Five US soldiers have been killed in a roadside bomb attack in the northern Iraqi city of Mosul, the US military has said.
A patrol that was hit in the explosion then came under small arms fire before US and Iraqi forces secured the area, Reuters news agency reports.
Iraqi Prime Minister Nouri Maliki announced the start of a major offensive in Mosul on Friday.
The ethnically mixed city has seen a rise in violence over the last year.
US commanders have said that Mosul is now the last large city with a significant al-Qaeda presence, after militants were driven from the Iraqi capital and Anbar province.
Last Wednesday the city was rocked by an explosion at a block of flats believed to house a bomb-making factory that left at least 34 people dead and hundreds injured.
A day later, a local police chief and two officers were killed in an ambush as they toured the scene of the blast.
Mr Maliki announced then what he said would be a "decisive" operation, and Iraqi army tanks and helicopters began to arrive in the city along with troop reinforcements on Sunday.
Elsewhere in Iraq, allies of the radical Shia cleric Moqtada Sadr said on Monday that they had urged him to follow through on threats not to extend a ceasefire agreed by his militia, the Mehdi Army.
They are angry at the continued pursuit by US and Iraqi forces of so-called rogue elements not observing the ceasefire.
The cleric and his supporters have also alleged that rival Shia militias have continued to operate within the Iraqi security forces and target their followers.
The six-month truce, due to expire at the end of February, is seen as one of the key causes of a sharp drop in violence in and around Baghdad.

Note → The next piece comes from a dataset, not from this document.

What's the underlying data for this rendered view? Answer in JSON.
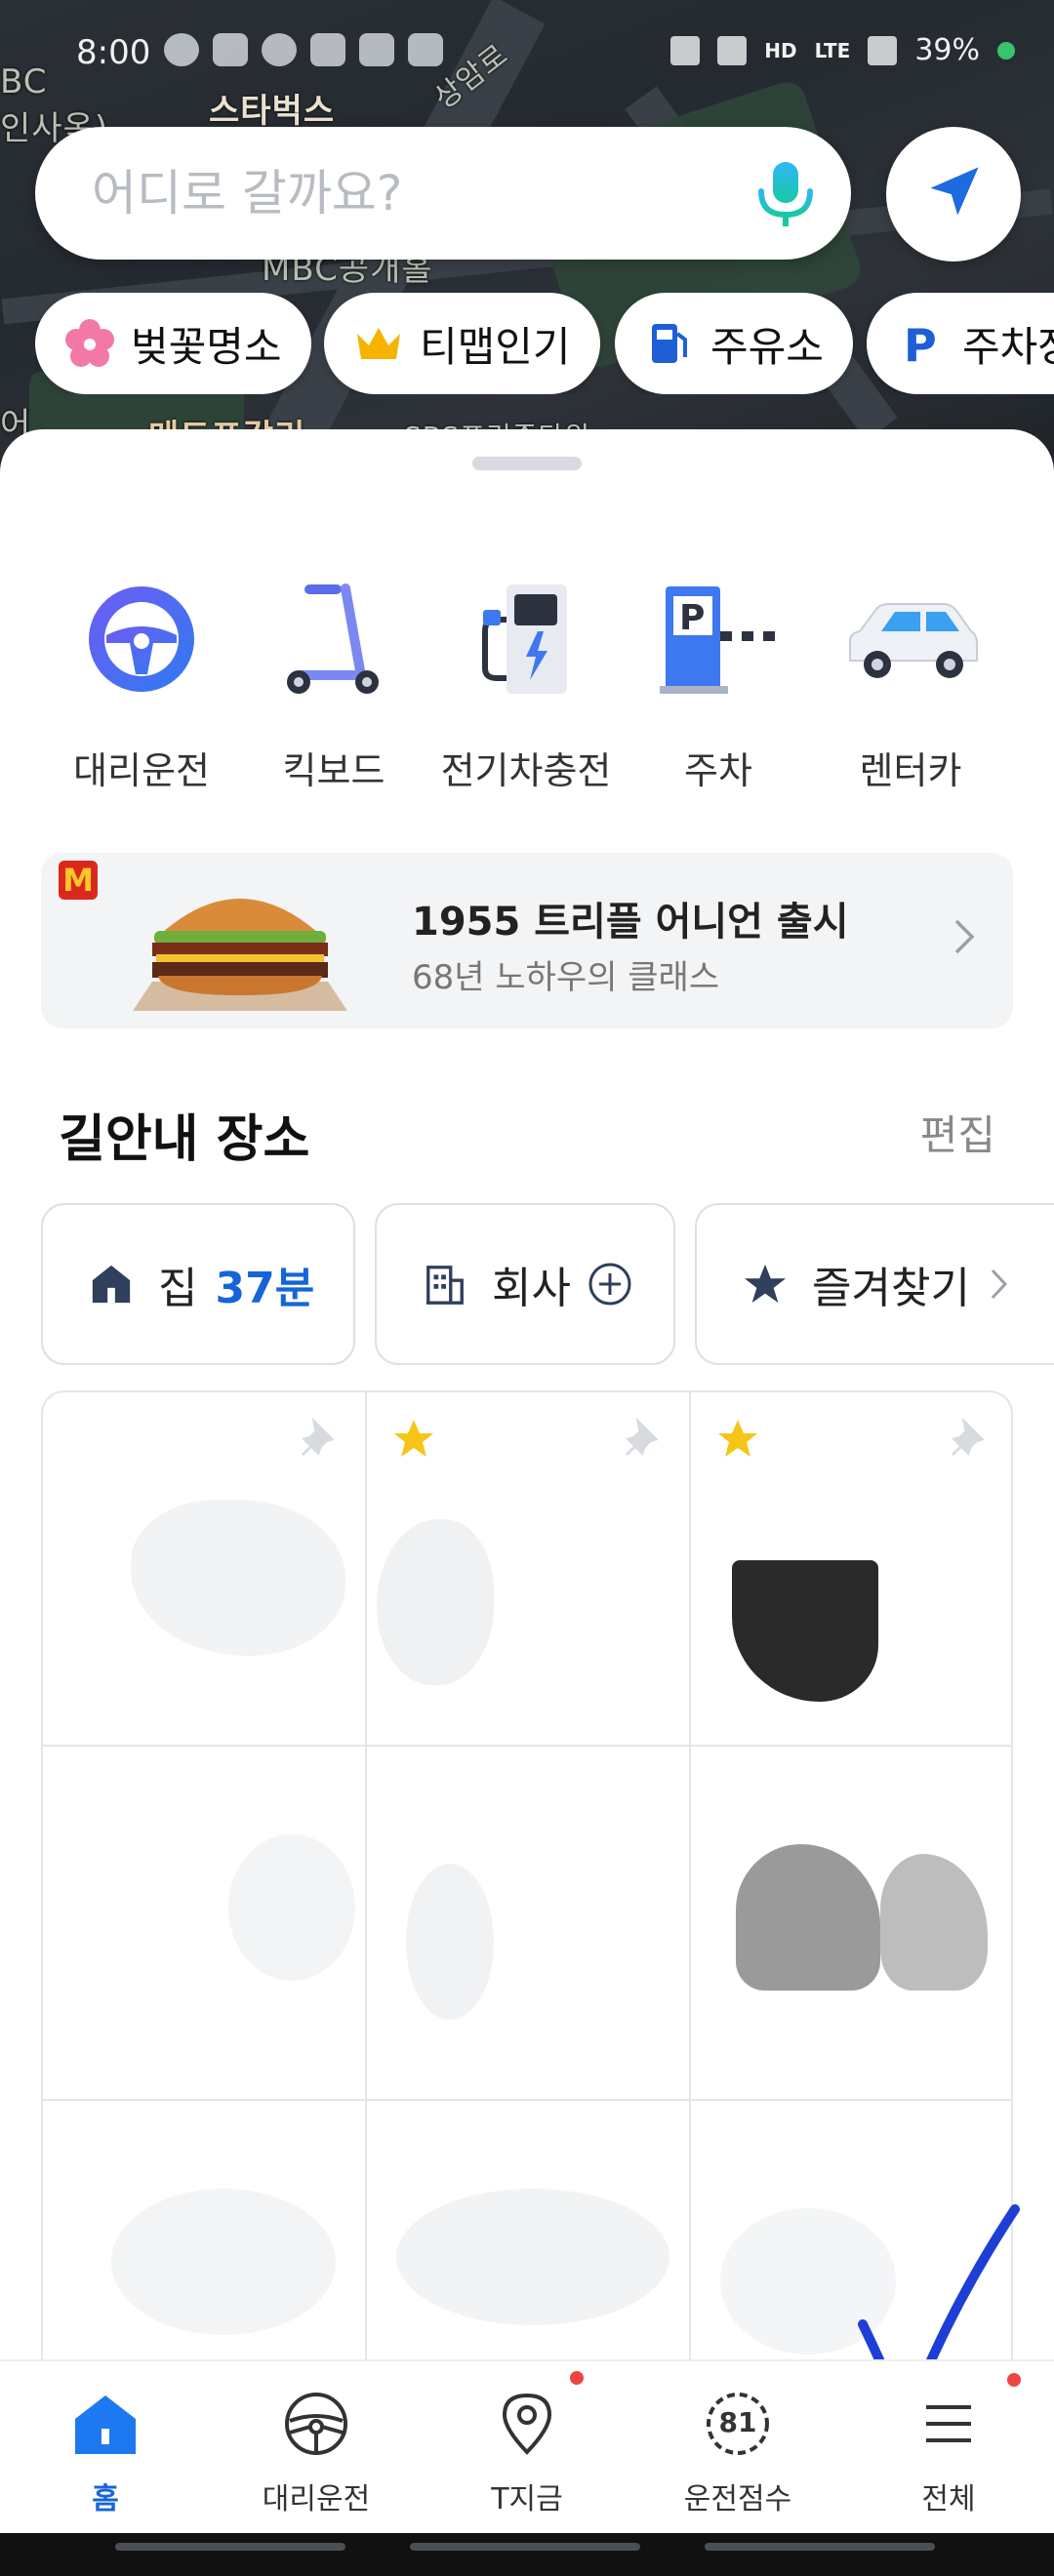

An increase in US troop numbers has also been credited with reducing the violence.